When selling your home, you must market it online because that's where the buyers are, says Scott FladHammer, a Fort Wayne, Ind., real estate investor and president of the Real Estate Investors Association.
"The Web is the best way for sellers to reach buyers," says FladHammer. "It's not shocking to see real estate newcomers harnessing the power of online marketing and even outperforming industry veterans."
Indeed, many sellers have had success using sites such as Trulia, Craigslist and eBay (EBAY) to put their homes in front of buyers. And increasingly, according to FladHammer, some sellers are even choosing to use online platforms in lieu of an agent. But whether you choose to sell solo or work with a pro, marketing your property online takes some work and know-how.
When you're selling a home, it's usually not a question of which site you want to list on, says Rich Urban, a real estate investor in Miami Beach, Fla.
"You're marketing the property, so you want to get in front of as many potential buyers as possible," Urban says.
These days, there are a lot of sites to choose from. Urban prefers Craigslist because it's free and well-targeted to a local area. But other sites have their advantages, too.
No matter where you list, Urban says it's important to consider
price and presentation. Write a succinct ad that addresses the kinds of details buyers want to see. High-quality photos that showcase the property's best features are also a good idea.

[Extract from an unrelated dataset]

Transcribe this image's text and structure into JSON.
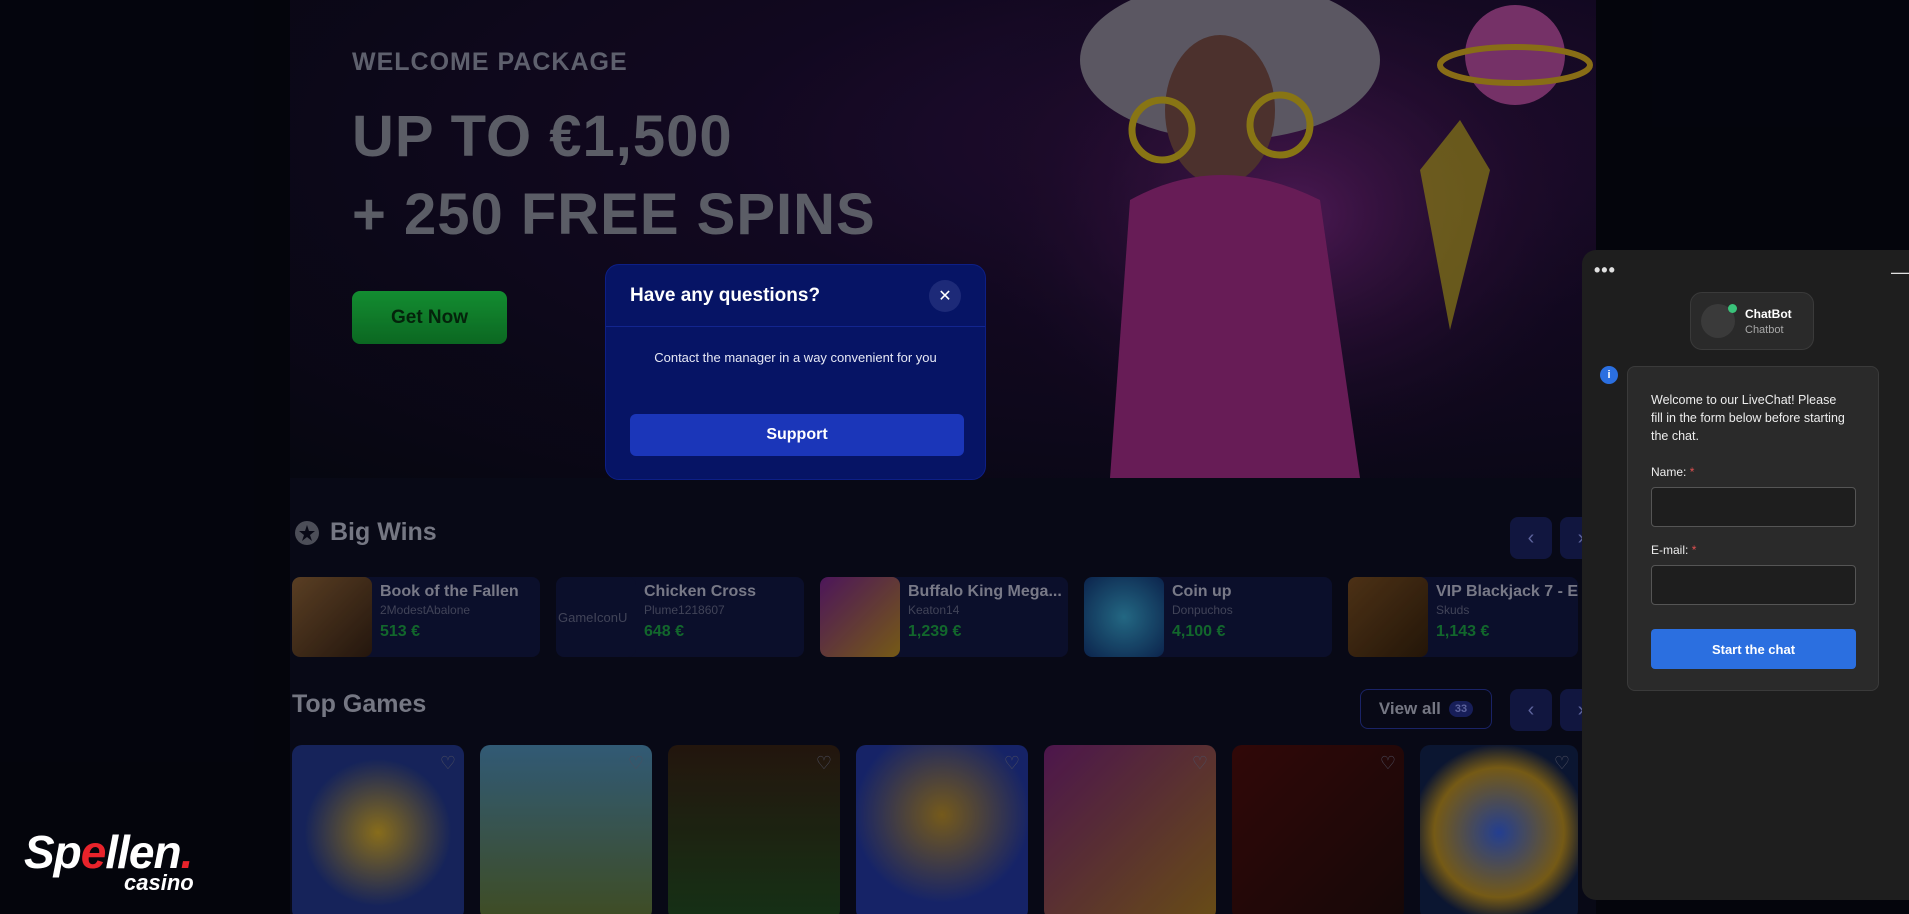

When it comes to marketing a property, some sellers might be inclined to do it alone. That's their prerogative, says Tupper Briggs, a broker who heads the Re/Max office in Evergreen, Colo. But he points out that many clients self-list online first before hiring him because they didn't price or market the property as well as they could have.
The more experience you have with pricing and marketing, the less likely you are to need a broker. If the broker offers online marketing and not much else, Urban says he's not sure that's a bargain.
"Online listings are really inexpensive, and on some sites they're free, so it's not a major selling point for a broker to offer an Internet marketing package," Urban says.
As for pricing, use all the tools, but take the data with a grain of salt. Each platform uses its own methodology for computing comparable listings.
Before you forgo the broker altogether, remember that brokers are likely to be the only people who have firsthand knowledge of the area's listing, according to Briggs.
If you choose to list your property for sale by owner, don't expect to bypass real estate agents entirely.
"You're going to hear from a lot of agents who want the listing," says Hunter Phoenix, a Los Angeles life coach and actress who bought and sold property on Craigslist without an agent.
Sellers can cut off cold calls from agents by including language in their ad that discourages that kind of solicitation. But there's a good chance you'll work with agents anyway, because many buyers bring their own, Phoenix says. Sellers shouldn't avoid buyers who hire agents, Phoenix says, but the buyers should pay the commission.
Listing the property on multiple platforms and creating good marketing materials are the easy part. What comes next is something most sellers don't see their brokers do, and for some people, it can be enough of a hassle to hire a professional.
"Sellers need to be able to sort through the looky-loos to find real, qualified buyers," says Urban. "That's always part of selling a home, and online is no different. But without an agent, the seller needs to field and filter those requests."
Depending on the area and the price that can mean a lot of calls and emails.
Sellers who work without an agent will also need to stage and show their property, says Phoenix. There are a lot of free, online resources that offer tips on doing that.
Many sellers list and market their homes on their own, and then hire a professional to handle the transaction. The reason is simple, says Joshua Marks, a real estate lawyer with JM Law Group in Philadelphia: "There are a number of legal issues that can come up that laymen just aren't equipped to handle."
Often, sellers will push back on the price after an inspection turns up needed repairs. Deciding who should pay, how much, and what kind of warranties come with that work raises issues beyond the reach of most laymen, Marks says. Then there sometimes are questions of easements and other property issues. Sellers who choose to go it alone may unknowingly expose themselves to liability years after the sale, Marks says.